you know? so...what i was reading just yesterday, about the people who
produce en vogue and toni toni toni & those guys...sampling used to
be big, everybody used to sample james brown cuts. but now everybody's
gone to where they bring in their own musicians, and have them jam, and
then sample the jam. same thing with the beastie boys, they sample their
own jams and then make them into their own loops. and i think that's
probably where...some of the music has to go _back_ before it can go
forward more. like with the type of music that we do, it's going to have
to go backwards maybe to some of the sounds that were being done...well
it has been going back to like acid house days, but it might even have to
go back further.
t-well some of the ambient music, like the david morley ep.
t-his stuff is sort of like earlier tangerine dream...
c-yeah, david morely is real good.
t-where do you want planet e to go? as far as like the future is
concerned...do you want to keep it like it is, or expand it more to do
different types of things?
c-well i always want to expand, but the main thing that i _don't_
want planet e to be is commercial. i mean i'd like to put out more records on
planet e. as more come through, if they pass the restrictive, hard measures-
t-which i'm trying to get through! (laugh)
c-(laughs) you know, if it's something that i feel will be good,
and be good for the label, then i'm going to put it out.
t-what do you think of internet, and the recent surge of people who
want to have information given to them _right now_?
c-it's real funny because, before, information was a big deal, but it
wasn't AS big a deal...
t-why do you think that has happened?
c-it's sort of like tabloids have made it where information is
more...everybody wants to know "what's going on." like when 69 came out,
everybody's like...or when planet e came out everybody wanted to know who
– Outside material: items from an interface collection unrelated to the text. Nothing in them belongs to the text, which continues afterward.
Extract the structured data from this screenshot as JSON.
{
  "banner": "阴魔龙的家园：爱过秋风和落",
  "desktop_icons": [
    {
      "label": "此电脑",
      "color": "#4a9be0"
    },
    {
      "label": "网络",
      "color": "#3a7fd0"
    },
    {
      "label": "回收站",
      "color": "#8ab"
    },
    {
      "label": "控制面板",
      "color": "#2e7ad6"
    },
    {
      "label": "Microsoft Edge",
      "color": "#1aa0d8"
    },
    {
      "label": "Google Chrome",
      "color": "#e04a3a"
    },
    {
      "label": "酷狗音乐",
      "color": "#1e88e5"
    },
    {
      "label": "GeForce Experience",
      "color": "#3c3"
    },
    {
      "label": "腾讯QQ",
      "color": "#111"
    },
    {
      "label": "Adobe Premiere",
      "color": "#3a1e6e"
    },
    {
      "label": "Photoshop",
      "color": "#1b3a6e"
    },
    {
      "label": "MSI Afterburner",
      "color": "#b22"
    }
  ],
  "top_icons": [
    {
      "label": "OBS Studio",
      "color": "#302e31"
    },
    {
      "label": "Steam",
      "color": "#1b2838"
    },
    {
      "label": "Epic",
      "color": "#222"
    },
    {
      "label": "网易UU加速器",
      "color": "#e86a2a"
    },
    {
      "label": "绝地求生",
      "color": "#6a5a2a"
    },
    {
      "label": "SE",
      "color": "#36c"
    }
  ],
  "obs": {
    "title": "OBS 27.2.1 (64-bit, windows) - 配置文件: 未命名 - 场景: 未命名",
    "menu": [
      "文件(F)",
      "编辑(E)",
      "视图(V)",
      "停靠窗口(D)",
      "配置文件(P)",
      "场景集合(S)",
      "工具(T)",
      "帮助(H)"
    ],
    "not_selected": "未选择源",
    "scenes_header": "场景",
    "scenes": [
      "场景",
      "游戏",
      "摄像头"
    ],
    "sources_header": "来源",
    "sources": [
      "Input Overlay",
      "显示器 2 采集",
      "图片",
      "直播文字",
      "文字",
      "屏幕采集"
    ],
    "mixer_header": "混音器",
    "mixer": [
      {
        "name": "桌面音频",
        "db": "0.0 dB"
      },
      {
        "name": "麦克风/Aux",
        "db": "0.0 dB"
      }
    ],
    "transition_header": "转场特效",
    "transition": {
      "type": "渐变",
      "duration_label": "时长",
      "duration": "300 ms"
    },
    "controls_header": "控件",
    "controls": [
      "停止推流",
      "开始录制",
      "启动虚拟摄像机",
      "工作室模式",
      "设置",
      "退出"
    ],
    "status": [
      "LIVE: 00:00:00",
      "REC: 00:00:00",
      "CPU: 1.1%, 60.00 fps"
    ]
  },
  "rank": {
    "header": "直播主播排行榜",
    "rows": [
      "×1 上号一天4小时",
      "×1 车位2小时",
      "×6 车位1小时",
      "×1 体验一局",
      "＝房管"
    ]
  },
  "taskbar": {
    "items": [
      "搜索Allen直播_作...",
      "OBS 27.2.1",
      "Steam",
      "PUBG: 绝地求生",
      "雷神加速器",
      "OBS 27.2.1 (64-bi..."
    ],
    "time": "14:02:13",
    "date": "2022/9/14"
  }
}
it is..."who's doin planet e, and who's doin whatever." and now, with
internet, labels are giving information like what's going on and so on
and so forth. i'd like to get involved in internet, but i just dont
have the "know-how" basically.
t-what would you get out of using the internet?
c-well the first thing i heard about internet was that you could get
sounds. like chick corea might-
t-put up a patch...
c-yeah. that's the first thing that came to mind about it. but now,
there are different organizations...like i heard about an underground
network for musicians...
t-the IUMA...internet underground music archives...
c-yeah...uh, i guess that's what it is. there's a whole shitload of
opportunity that it looks like internet can come with, and i am sure
there's going to be something very soon now to fuck up internet.
t-well, i think things like america online...the more commercial
who are making money at something that was supposed to be free and
non-commercial...it's like, i dont have a problem with smaller companies
like your own...but when people who have tons of money, they just like
advertise it...it taints it quite a bit...
t-people are actually happy to see labels like iridal and kudos
pop up on the net because they know they are respected in the community...
c-isn't black dog on there also?
t-yeah, actually they sent me some email last week!